**Description of the task:** Check every line of the data for the word "value", and copy those that have it.

BEGIN Records for processing

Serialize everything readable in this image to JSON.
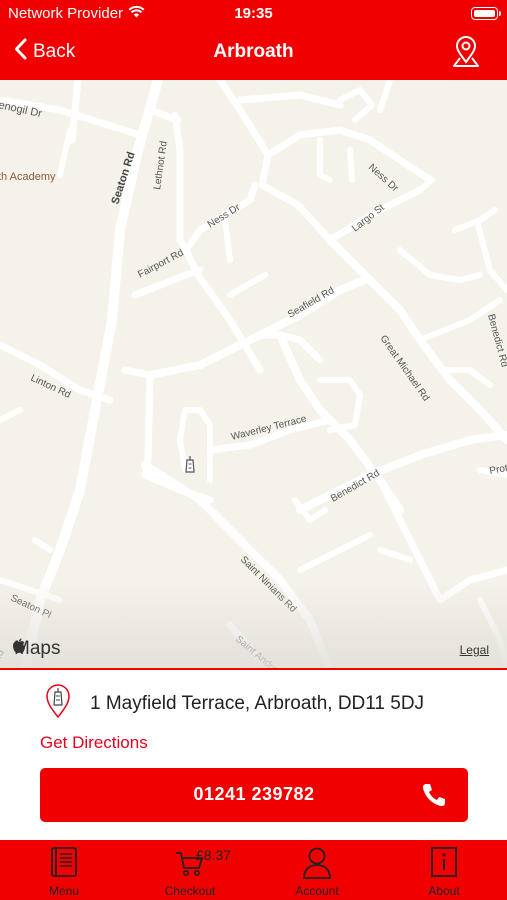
{
  "status_bar": {
    "carrier": "Network Provider",
    "time": "19:35"
  },
  "nav": {
    "back_label": "Back",
    "title": "Arbroath"
  },
  "map": {
    "streets": [
      "enogil Dr",
      "Seaton Rd",
      "th Academy",
      "Lethnot Rd",
      "Ness Dr",
      "Ness Dr",
      "Largo St",
      "Fairport Rd",
      "Seafield Rd",
      "Great Michael Rd",
      "Benedict Rd",
      "Linton Rd",
      "Waverley Terrace",
      "Benedict Rd",
      "Prot",
      "Saint Ninians Rd",
      "Seaton Pl",
      "Saint Andrew",
      "Rd"
    ],
    "attribution": "Maps",
    "legal_label": "Legal"
  },
  "location": {
    "address": "1 Mayfield Terrace, Arbroath, DD11 5DJ",
    "directions_label": "Get Directions",
    "phone": "01241 239782"
  },
  "tabs": [
    {
      "label": "Menu",
      "icon": "menu-book-icon"
    },
    {
      "label": "Checkout",
      "icon": "cart-icon",
      "price": "£8.37"
    },
    {
      "label": "Account",
      "icon": "person-icon"
    },
    {
      "label": "About",
      "icon": "info-icon"
    }
  ],
  "colors": {
    "brand_red": "#f00000",
    "link_red": "#e8001e",
    "map_bg": "#f5f2ea"
  }
}
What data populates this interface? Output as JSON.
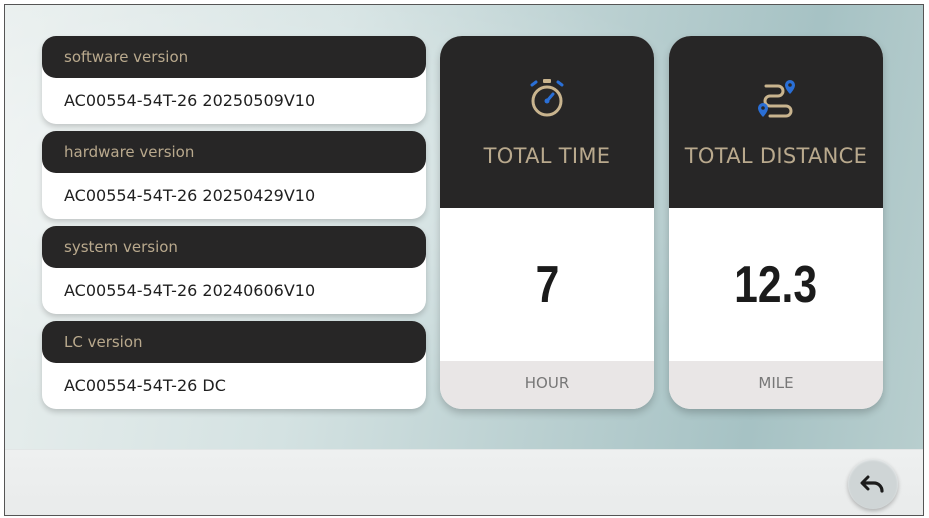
{
  "versions": [
    {
      "label": "software version",
      "value": "AC00554-54T-26 20250509V10"
    },
    {
      "label": "hardware version",
      "value": "AC00554-54T-26 20250429V10"
    },
    {
      "label": "system version",
      "value": "AC00554-54T-26 20240606V10"
    },
    {
      "label": "LC version",
      "value": "AC00554-54T-26 DC"
    }
  ],
  "stats": {
    "time": {
      "icon": "stopwatch-icon",
      "label": "TOTAL TIME",
      "value": "7",
      "unit": "HOUR"
    },
    "distance": {
      "icon": "route-icon",
      "label": "TOTAL DISTANCE",
      "value": "12.3",
      "unit": "MILE"
    }
  },
  "footer": {
    "back_icon": "back-arrow-icon"
  },
  "colors": {
    "header_bg": "#272626",
    "header_text": "#b9a98d",
    "icon_accent": "#c9b48e",
    "pin_blue": "#2a6fd6",
    "unit_bg": "#e9e6e6"
  }
}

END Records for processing

**Exercise response:**
      "value": "AC00554-54T-26 20250509V10"
      "value": "AC00554-54T-26 20250429V10"
      "value": "AC00554-54T-26 20240606V10"
      "value": "AC00554-54T-26 DC"
      "value": "7",
      "value": "12.3",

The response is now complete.